* **WORK INSTRUCTIONS**: Scan the material and copy every line in which "citation" appears.
*** DATASET ENTRIES
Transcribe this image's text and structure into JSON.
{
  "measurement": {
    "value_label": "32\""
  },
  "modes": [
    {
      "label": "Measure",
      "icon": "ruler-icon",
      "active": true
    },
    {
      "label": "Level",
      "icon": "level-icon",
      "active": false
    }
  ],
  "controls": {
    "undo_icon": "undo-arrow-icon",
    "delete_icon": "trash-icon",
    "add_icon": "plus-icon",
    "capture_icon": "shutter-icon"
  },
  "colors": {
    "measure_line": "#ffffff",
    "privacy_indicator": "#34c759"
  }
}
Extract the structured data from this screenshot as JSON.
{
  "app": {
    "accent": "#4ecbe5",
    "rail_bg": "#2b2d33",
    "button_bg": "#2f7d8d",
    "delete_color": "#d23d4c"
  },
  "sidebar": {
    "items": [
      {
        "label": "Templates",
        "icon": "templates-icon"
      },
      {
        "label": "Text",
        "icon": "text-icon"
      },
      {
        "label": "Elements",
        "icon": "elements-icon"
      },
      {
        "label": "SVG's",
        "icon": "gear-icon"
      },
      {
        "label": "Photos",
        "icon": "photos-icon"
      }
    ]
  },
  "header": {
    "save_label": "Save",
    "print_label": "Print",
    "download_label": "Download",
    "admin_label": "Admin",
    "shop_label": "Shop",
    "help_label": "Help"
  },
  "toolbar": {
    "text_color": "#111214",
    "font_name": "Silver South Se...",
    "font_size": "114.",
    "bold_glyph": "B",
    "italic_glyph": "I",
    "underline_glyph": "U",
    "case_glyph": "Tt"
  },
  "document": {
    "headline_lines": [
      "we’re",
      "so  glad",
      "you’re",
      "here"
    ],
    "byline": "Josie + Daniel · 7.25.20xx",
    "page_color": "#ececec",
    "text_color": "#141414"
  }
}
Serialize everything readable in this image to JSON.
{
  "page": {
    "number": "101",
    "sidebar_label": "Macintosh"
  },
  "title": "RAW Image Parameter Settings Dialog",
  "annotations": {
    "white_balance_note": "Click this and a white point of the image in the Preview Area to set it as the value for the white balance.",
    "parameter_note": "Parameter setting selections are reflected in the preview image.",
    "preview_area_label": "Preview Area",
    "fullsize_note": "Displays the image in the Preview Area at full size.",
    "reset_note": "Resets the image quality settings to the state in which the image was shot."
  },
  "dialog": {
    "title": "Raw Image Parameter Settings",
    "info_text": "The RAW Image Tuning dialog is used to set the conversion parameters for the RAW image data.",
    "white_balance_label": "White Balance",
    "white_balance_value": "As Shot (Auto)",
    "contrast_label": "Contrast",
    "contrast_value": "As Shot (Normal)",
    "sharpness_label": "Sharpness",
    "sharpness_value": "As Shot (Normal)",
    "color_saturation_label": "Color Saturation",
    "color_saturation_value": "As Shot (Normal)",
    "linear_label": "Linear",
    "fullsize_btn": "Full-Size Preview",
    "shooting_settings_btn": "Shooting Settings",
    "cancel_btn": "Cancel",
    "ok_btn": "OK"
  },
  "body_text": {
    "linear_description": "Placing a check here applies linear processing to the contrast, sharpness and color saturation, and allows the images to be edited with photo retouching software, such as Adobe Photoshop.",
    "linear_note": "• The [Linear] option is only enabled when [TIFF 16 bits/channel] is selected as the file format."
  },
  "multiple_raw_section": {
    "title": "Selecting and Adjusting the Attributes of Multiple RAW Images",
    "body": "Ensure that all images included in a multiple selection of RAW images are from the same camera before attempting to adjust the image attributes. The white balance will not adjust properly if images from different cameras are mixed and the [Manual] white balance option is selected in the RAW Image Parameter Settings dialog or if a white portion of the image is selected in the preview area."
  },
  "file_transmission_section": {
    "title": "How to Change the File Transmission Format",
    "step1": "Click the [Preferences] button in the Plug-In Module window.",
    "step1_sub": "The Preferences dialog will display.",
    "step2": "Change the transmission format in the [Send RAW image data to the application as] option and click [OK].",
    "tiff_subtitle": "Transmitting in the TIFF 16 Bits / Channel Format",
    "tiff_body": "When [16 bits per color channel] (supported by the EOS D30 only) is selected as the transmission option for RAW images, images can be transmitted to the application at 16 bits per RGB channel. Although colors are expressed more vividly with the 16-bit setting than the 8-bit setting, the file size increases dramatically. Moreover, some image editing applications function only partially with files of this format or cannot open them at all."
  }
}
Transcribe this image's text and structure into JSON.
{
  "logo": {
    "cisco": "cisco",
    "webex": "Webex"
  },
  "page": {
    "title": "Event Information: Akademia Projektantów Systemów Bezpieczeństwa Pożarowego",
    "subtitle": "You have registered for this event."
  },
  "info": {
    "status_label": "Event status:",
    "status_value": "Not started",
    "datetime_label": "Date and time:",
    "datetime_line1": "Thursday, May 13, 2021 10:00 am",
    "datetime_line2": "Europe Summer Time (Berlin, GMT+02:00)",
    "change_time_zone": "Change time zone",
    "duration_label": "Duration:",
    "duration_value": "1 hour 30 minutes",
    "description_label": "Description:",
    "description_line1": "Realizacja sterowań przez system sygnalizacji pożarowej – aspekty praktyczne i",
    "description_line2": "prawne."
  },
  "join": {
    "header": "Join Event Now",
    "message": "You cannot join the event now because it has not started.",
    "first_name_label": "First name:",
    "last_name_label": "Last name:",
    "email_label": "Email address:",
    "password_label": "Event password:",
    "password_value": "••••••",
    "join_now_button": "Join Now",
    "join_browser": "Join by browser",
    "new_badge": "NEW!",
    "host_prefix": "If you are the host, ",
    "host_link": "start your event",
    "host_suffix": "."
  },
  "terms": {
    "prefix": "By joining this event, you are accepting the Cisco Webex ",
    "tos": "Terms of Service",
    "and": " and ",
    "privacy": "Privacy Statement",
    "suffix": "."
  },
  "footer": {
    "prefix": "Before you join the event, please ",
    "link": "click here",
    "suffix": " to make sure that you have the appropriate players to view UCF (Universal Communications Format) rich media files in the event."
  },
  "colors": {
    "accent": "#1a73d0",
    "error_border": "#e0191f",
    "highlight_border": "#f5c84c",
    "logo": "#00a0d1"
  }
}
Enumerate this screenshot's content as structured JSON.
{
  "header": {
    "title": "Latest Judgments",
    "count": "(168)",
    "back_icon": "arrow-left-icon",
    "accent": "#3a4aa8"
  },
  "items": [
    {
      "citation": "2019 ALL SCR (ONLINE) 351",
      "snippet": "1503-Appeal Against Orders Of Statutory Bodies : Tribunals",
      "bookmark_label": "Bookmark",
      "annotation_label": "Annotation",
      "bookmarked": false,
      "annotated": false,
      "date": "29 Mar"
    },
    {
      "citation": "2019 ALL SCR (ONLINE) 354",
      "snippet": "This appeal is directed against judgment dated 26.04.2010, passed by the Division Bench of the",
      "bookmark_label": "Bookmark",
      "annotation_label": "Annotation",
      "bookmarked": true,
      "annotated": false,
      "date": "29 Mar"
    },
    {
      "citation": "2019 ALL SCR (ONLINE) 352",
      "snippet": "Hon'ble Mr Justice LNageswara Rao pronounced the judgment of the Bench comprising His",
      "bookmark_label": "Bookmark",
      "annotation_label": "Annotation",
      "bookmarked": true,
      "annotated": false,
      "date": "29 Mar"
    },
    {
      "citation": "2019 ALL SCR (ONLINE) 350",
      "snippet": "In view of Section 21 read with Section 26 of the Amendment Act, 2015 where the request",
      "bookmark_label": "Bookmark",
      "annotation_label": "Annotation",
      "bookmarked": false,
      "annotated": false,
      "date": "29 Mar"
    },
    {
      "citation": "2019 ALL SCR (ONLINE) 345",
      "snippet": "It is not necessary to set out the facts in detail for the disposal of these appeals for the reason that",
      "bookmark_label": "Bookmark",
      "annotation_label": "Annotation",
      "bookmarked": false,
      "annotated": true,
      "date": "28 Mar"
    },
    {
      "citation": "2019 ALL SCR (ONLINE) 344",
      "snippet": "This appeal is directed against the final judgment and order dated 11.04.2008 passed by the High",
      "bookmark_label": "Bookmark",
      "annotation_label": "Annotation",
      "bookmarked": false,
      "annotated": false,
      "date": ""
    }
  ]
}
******
* **WRITTEN SOLUTION**:
      "citation": "2019 ALL SCR (ONLINE) 351",
      "citation": "2019 ALL SCR (ONLINE) 354",
      "citation": "2019 ALL SCR (ONLINE) 352",
      "citation": "2019 ALL SCR (ONLINE) 350",
      "citation": "2019 ALL SCR (ONLINE) 345",
      "citation": "2019 ALL SCR (ONLINE) 344",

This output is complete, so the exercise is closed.